china energy security

The Future of Rare Earth Elements

Amidst the brouhaha surrounding Sino-Japanese relations over the past few weeks, I’ve written a piece on rare earth elements that appeared in World Politics Review earlier this week. A few points are worth noting regarding these resources.

The 17 elements, which are scattered across the Earth’s crust, are essential components in important technologies such as cellphones, televisions, precision-guided missiles and hybrid cars. Approximately 130,000 tons of rare earths are produced worldwide each year, and some industry forecasts project that rising demand may cause a 40,000-ton annual global shortfall by as early as 2015.

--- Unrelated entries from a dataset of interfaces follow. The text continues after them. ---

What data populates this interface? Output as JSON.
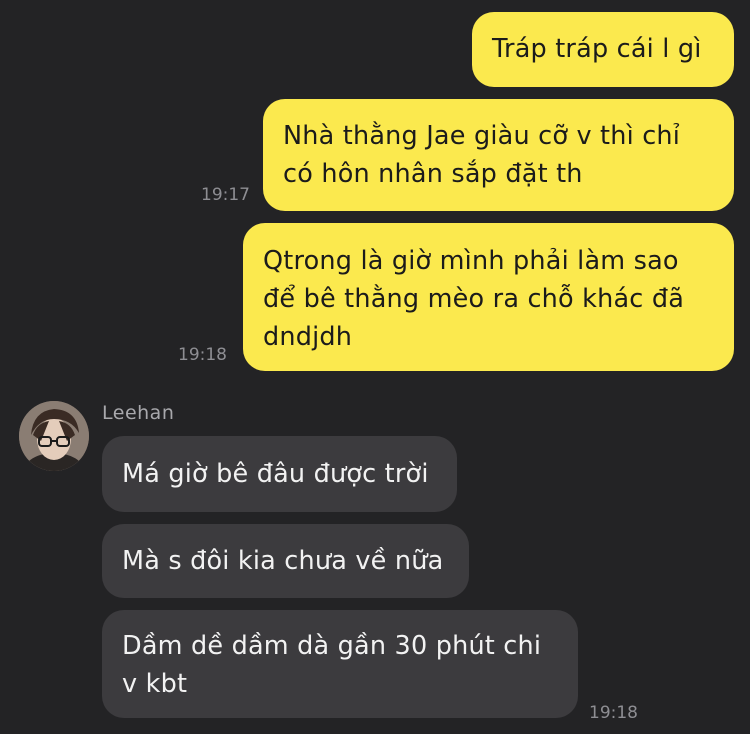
{
  "chat": {
    "outgoing": [
      {
        "text": "Tráp tráp cái l gì",
        "time": ""
      },
      {
        "text": "Nhà thằng Jae giàu cỡ v thì chỉ\ncó hôn nhân sắp đặt th",
        "time": "19:17"
      },
      {
        "text": "Qtrong là giờ mình phải làm sao\nđể bê thằng mèo ra chỗ khác đã\ndndjdh",
        "time": "19:18"
      }
    ],
    "incoming": {
      "sender": "Leehan",
      "avatar_icon": "user-avatar-photo",
      "messages": [
        {
          "text": "Má giờ bê đâu được trời",
          "time": ""
        },
        {
          "text": "Mà s đôi kia chưa về nữa",
          "time": ""
        },
        {
          "text": "Dầm dề dầm dà gần 30 phút chi\nv kbt",
          "time": "19:18"
        }
      ]
    }
  },
  "colors": {
    "background": "#232325",
    "outgoing_bubble": "#fbe94e",
    "incoming_bubble": "#3c3b3e",
    "timestamp": "#8e8e93"
  }
}
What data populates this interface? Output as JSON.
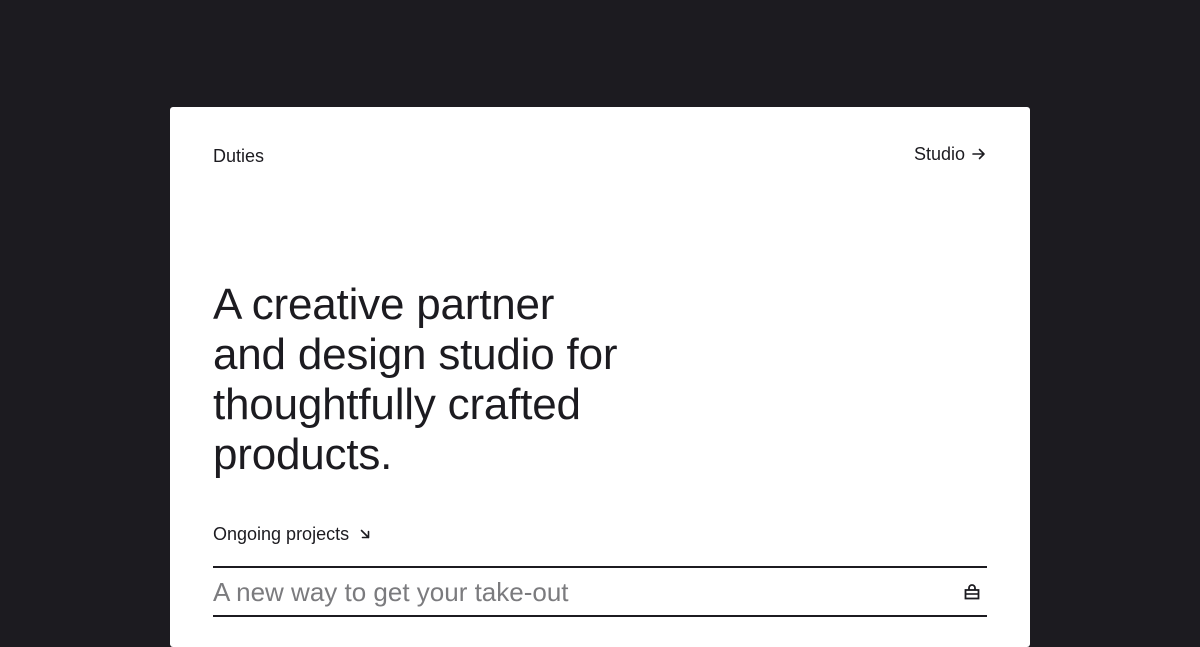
{
  "header": {
    "brand": "Duties",
    "nav_link": "Studio",
    "nav_icon": "arrow-right-icon"
  },
  "hero": {
    "line1": "A creative partner",
    "line2": "and design studio for",
    "line3": "thoughtfully crafted",
    "line4": "products."
  },
  "projects": {
    "label": "Ongoing projects",
    "label_icon": "arrow-down-right-icon",
    "items": [
      {
        "title": "A new way to get your take-out",
        "icon": "shopping-bag-icon"
      }
    ]
  },
  "colors": {
    "background": "#1c1b20",
    "card": "#ffffff",
    "text": "#1c1b20",
    "muted": "#7b7b7e"
  }
}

Much of the focus has been on China, and that is understandable to a certain extent given that Beijing accounts for 97% of global rare earth production and 60% of consumption. China has also slashed export quotas over the last few years, while Chinese companies have tried to pursue stakes in large Australian and American mining firms such as Lynas and Molycorp Inc. (via UNOCAL in 2005). Some see this as a deliberate and coordinated effort by China to hoard strategic resources, while others argue that the mining companies in China are actually much more autonomous than one would think.

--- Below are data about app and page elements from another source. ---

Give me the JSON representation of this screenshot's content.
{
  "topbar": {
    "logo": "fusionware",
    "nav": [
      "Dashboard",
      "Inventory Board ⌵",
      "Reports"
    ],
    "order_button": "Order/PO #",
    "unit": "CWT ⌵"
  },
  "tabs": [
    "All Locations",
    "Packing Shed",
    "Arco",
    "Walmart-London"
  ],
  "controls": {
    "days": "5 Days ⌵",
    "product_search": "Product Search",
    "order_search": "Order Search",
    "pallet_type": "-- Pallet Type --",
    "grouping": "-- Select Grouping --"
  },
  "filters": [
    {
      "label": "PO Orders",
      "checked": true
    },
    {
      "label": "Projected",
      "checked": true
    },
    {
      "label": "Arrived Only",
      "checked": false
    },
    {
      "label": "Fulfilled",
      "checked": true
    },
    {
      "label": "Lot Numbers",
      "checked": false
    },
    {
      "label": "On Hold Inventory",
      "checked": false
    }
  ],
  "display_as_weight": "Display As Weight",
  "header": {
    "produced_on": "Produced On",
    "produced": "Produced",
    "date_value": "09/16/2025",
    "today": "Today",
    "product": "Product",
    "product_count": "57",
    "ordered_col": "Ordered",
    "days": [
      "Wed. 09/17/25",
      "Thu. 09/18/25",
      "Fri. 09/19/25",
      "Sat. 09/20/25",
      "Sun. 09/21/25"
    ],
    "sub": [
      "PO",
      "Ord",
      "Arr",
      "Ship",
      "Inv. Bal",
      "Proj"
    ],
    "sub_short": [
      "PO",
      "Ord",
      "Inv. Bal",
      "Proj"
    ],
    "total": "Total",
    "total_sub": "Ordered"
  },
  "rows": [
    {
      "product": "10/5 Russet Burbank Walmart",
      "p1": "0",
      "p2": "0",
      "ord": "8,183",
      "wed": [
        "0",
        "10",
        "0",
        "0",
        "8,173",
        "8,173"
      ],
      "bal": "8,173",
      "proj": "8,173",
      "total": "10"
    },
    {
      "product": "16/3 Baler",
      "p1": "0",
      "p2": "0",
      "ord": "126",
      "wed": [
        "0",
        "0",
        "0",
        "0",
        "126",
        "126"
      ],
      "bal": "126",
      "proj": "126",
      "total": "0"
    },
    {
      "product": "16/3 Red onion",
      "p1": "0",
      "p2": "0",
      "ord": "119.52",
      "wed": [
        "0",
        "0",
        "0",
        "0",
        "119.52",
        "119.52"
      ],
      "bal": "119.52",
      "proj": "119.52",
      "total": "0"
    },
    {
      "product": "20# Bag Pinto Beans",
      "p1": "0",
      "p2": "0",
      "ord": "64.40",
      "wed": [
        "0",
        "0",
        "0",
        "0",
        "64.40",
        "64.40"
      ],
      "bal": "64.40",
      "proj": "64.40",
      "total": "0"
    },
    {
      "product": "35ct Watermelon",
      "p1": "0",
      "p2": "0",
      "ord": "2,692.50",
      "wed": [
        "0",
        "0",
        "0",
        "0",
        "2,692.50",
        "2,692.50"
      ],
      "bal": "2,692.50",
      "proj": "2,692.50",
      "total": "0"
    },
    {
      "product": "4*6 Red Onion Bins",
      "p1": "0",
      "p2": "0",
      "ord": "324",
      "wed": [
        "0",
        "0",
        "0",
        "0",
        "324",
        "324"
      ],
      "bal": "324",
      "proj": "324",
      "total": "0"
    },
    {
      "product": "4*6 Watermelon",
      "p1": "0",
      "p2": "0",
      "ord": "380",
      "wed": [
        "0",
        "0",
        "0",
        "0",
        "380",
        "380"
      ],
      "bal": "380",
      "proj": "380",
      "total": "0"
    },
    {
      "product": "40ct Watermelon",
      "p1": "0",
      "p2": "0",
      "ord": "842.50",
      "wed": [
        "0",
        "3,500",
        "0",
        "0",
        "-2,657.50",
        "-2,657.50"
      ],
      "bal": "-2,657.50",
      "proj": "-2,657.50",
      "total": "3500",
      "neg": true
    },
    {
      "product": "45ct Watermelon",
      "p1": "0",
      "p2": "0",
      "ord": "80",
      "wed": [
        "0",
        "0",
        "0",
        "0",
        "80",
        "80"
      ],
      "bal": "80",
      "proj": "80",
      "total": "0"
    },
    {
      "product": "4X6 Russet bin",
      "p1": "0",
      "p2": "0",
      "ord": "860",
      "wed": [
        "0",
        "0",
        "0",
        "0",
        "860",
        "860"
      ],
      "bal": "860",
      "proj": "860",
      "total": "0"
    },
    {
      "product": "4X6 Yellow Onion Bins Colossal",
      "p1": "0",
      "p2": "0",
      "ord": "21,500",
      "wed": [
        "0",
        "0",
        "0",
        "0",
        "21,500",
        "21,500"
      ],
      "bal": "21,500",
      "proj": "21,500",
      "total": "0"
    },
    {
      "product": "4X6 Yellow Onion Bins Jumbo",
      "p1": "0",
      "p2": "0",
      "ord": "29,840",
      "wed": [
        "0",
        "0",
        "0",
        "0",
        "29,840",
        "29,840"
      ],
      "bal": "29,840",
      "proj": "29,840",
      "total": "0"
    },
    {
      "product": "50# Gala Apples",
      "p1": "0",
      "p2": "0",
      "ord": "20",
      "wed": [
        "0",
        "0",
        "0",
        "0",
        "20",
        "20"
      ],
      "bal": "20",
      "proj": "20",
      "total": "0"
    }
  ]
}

But the more interesting trend we should be paying attention to is the feverish rush for alternatives that this rare earth scare has produced. In the United States, Colorado-based Molycorp Inc. (which used to be a rare earth leader) is reopening a mine closed down in 2002, while the U.S. Congress passed the Rare Earths and Critical Materials Revitalization Act of 2010 last month to restore Washington’s status as the world’s lead rare earths producer. Japan, which depends on China for 90 percent of its rare earths, is now signing joint venture deals with countries such as Vietnam and Kazakhstan and recently announced it had developed a hybrid vehicle motor that contains no rare earths. Other mines are also being opened in Australia and South Africa.

The key is whether these alternatives will mature quickly enough to prevent chronic shortages. Extracting, processing and producing rare earths could cost hundreds of millions of dollars and up to 10 years, but some expect annual demand to pass 200,000 tons in 2014 — with almost all of that consumed by China.

Picture: New York Times